**WHAT YOU ARE ASKED TO DO:**
Copy each line of the records below that mentions the word "icon".

[SOURCE MATERIAL]

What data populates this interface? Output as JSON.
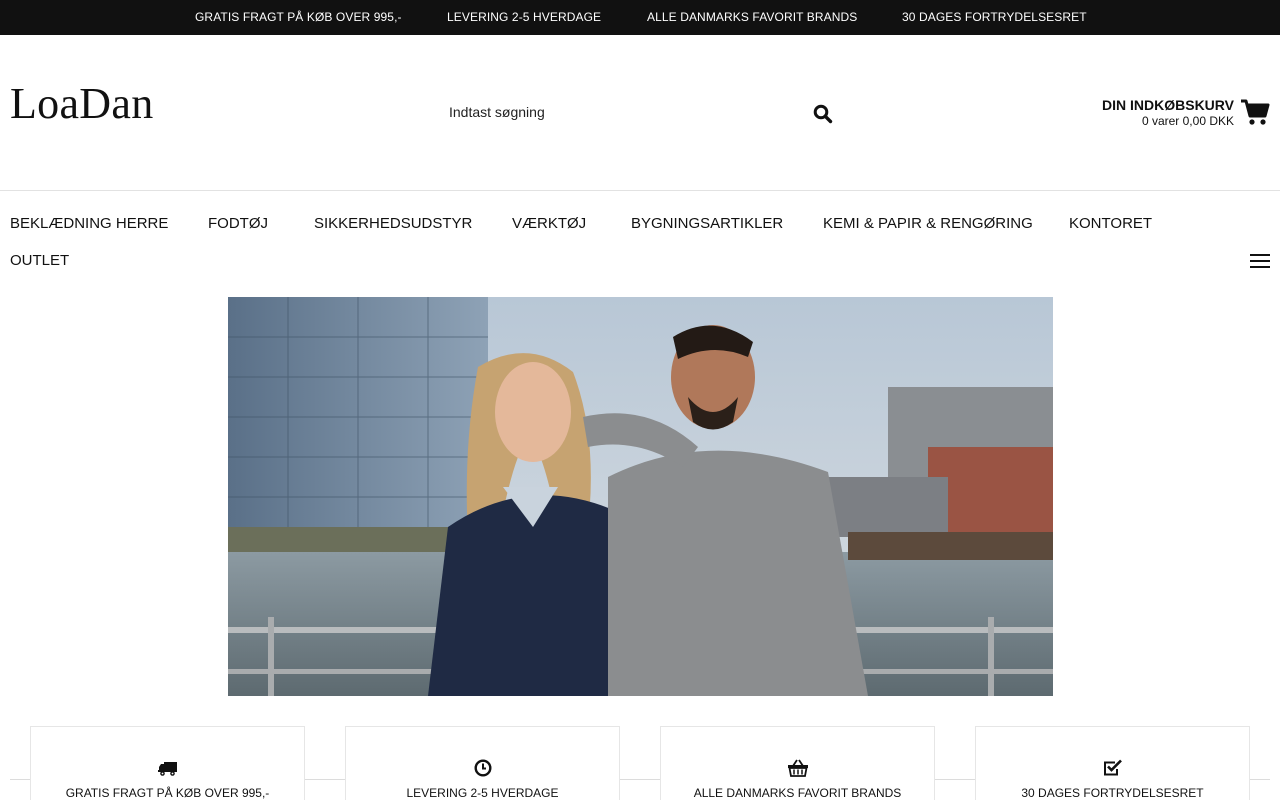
{
  "announcement": {
    "items": [
      "GRATIS FRAGT PÅ KØB OVER 995,-",
      "LEVERING 2-5 HVERDAGE",
      "ALLE DANMARKS FAVORIT BRANDS",
      "30 DAGES FORTRYDELSESRET"
    ]
  },
  "header": {
    "logo": "LoaDan",
    "search": {
      "placeholder": "Indtast søgning",
      "value": "",
      "icon": "search-icon"
    },
    "cart": {
      "title": "DIN INDKØBSKURV",
      "summary": "0 varer 0,00 DKK",
      "icon": "shopping-cart-icon"
    }
  },
  "nav": {
    "items": [
      "BEKLÆDNING HERRE",
      "FODTØJ",
      "SIKKERHEDSUDSTYR",
      "VÆRKTØJ",
      "BYGNINGSARTIKLER",
      "KEMI & PAPIR & RENGØRING",
      "KONTORET",
      "OUTLET"
    ],
    "menu_icon": "hamburger-menu-icon"
  },
  "hero": {
    "image": "couple-in-knitwear-on-waterfront-photo"
  },
  "usps": [
    {
      "icon": "truck-icon",
      "label": "GRATIS FRAGT PÅ KØB OVER 995,-"
    },
    {
      "icon": "clock-icon",
      "label": "LEVERING 2-5 HVERDAGE"
    },
    {
      "icon": "basket-icon",
      "label": "ALLE DANMARKS FAVORIT BRANDS"
    },
    {
      "icon": "check-square-icon",
      "label": "30 DAGES FORTRYDELSESRET"
    }
  ],
  "colors": {
    "topbar_bg": "#111111",
    "topbar_text": "#ffffff",
    "text": "#111111",
    "divider": "#e2e2e2"
  }
}
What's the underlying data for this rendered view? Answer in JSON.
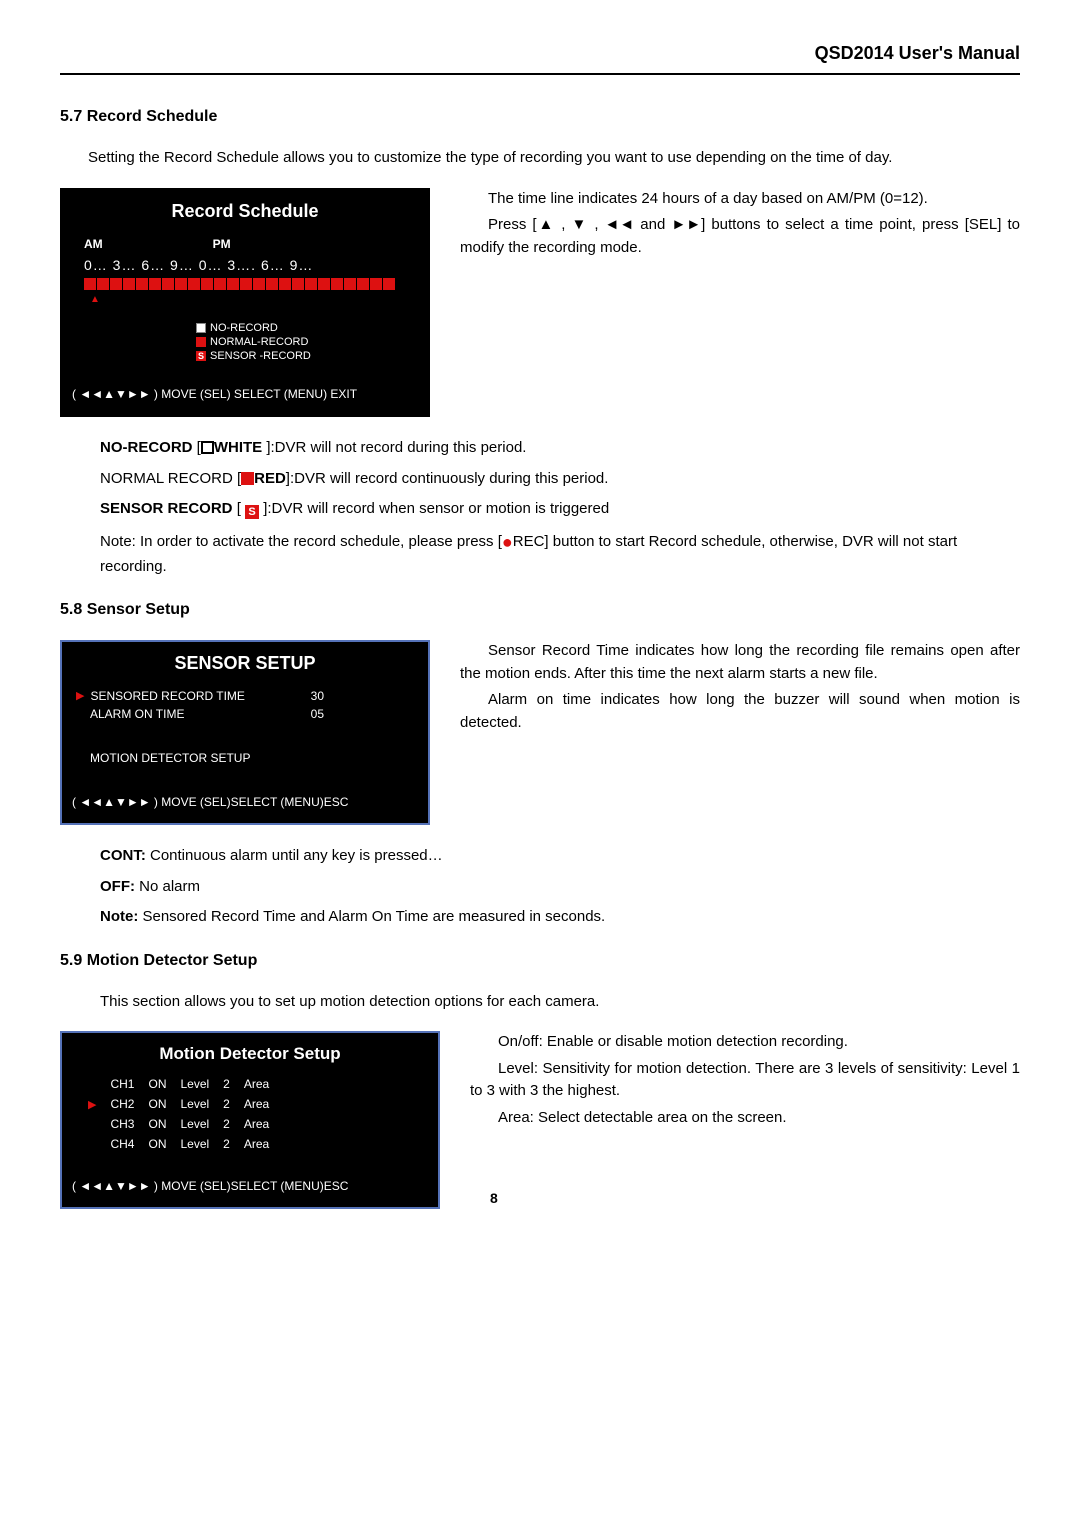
{
  "header": {
    "title": "QSD2014 User's Manual"
  },
  "s57": {
    "title": "5.7 Record Schedule",
    "intro": "Setting the Record Schedule allows you to customize the type of recording you want to use depending on the time of day.",
    "scr": {
      "title": "Record Schedule",
      "am": "AM",
      "pm": "PM",
      "timeline": "0… 3… 6… 9… 0… 3…. 6… 9…",
      "legend1": "NO-RECORD",
      "legend2": "NORMAL-RECORD",
      "legend3_prefix": "S",
      "legend3": "SENSOR -RECORD",
      "footer": "(  ◄◄▲▼►►  ) MOVE (SEL) SELECT (MENU) EXIT"
    },
    "right1": "The time line indicates 24 hours of a day based on AM/PM (0=12).",
    "right2": "Press [▲ , ▼ , ◄◄ and ►►] buttons to select a time point, press [SEL] to modify the recording mode.",
    "nr_label": "NO-RECORD",
    "nr_white": "WHITE",
    "nr_text": " ]:DVR will not record during this period.",
    "norm_label": "NORMAL RECORD [",
    "norm_red": "RED",
    "norm_text": "]:DVR will record continuously during this period.",
    "sr_label": "SENSOR RECORD",
    "sr_s": "S",
    "sr_text": " ]:DVR will record when sensor or motion is triggered",
    "note1": "Note: In order to activate the record schedule, please press [",
    "note_rec": "REC] button to start Record schedule, otherwise, DVR will not start recording."
  },
  "s58": {
    "title": "5.8 Sensor Setup",
    "scr": {
      "title": "SENSOR SETUP",
      "row1": "SENSORED RECORD TIME",
      "row1v": "30",
      "row2": "ALARM ON TIME",
      "row2v": "05",
      "row3": "MOTION DETECTOR SETUP",
      "footer": "(  ◄◄▲▼►►  ) MOVE (SEL)SELECT   (MENU)ESC"
    },
    "right1": "Sensor Record Time indicates how long the recording file remains open after the motion ends. After this time the next alarm starts a new file.",
    "right2": "Alarm on time indicates how long the buzzer will sound when motion is detected.",
    "cont_label": "CONT:",
    "cont_text": " Continuous alarm until any key is pressed…",
    "off_label": "OFF:",
    "off_text": " No alarm",
    "note_label": "Note:",
    "note_text": " Sensored Record Time and Alarm On Time are measured in seconds."
  },
  "s59": {
    "title": "5.9 Motion Detector Setup",
    "intro": "This section allows you to set up motion detection options for each camera.",
    "scr": {
      "title": "Motion Detector Setup",
      "rows": [
        {
          "ch": "CH1",
          "on": "ON",
          "level": "Level",
          "lv": "2",
          "area": "Area",
          "sel": false
        },
        {
          "ch": "CH2",
          "on": "ON",
          "level": "Level",
          "lv": "2",
          "area": "Area",
          "sel": true
        },
        {
          "ch": "CH3",
          "on": "ON",
          "level": "Level",
          "lv": "2",
          "area": "Area",
          "sel": false
        },
        {
          "ch": "CH4",
          "on": "ON",
          "level": "Level",
          "lv": "2",
          "area": "Area",
          "sel": false
        }
      ],
      "footer": "(  ◄◄▲▼►► ) MOVE   (SEL)SELECT   (MENU)ESC"
    },
    "right1": "On/off: Enable or disable motion detection recording.",
    "right2": "Level: Sensitivity for motion detection. There are 3 levels of sensitivity: Level 1 to 3 with 3 the highest.",
    "right3": "Area: Select detectable area on the screen."
  },
  "page": "8"
}
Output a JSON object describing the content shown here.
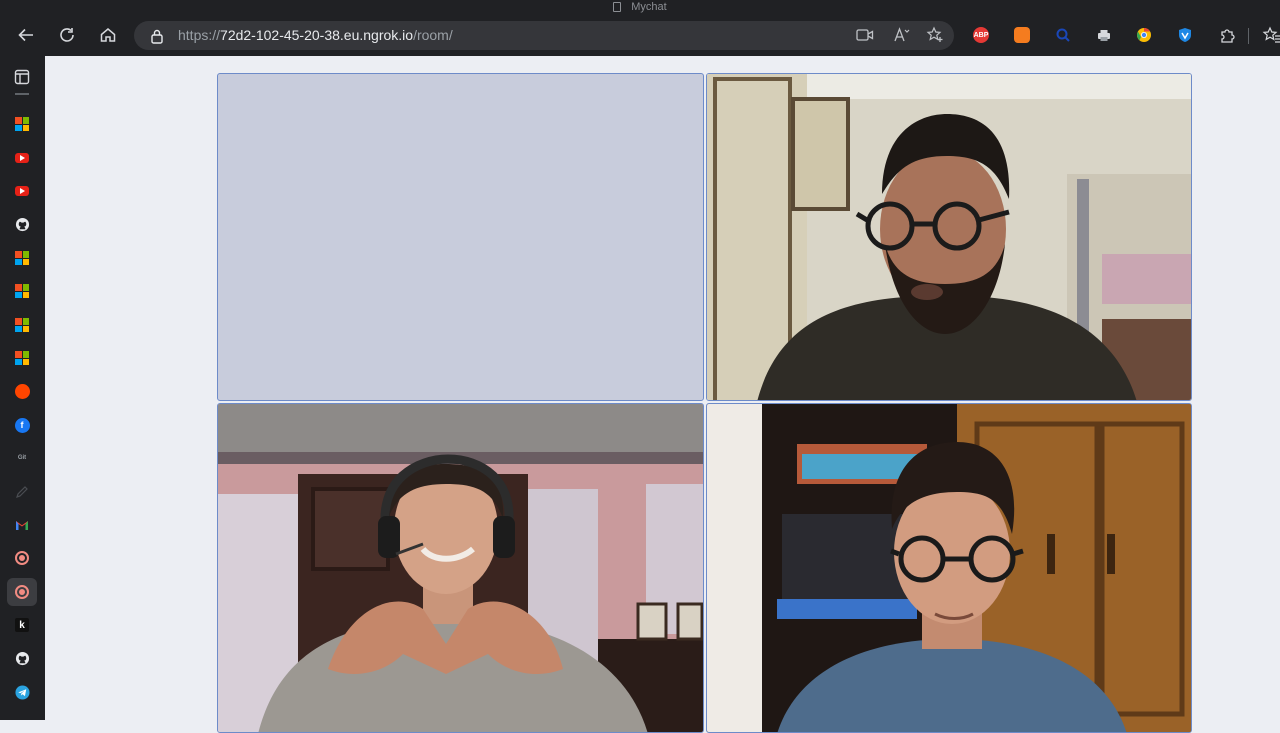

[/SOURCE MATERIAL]

**ANSWER AREA:**
      "icon": "search-icon"
      "icon": "shopping-cart-icon"
    "menu_icon": "hamburger-menu-icon"
      "icon": "truck-icon",
      "icon": "clock-icon",
      "icon": "basket-icon",
      "icon": "check-square-icon",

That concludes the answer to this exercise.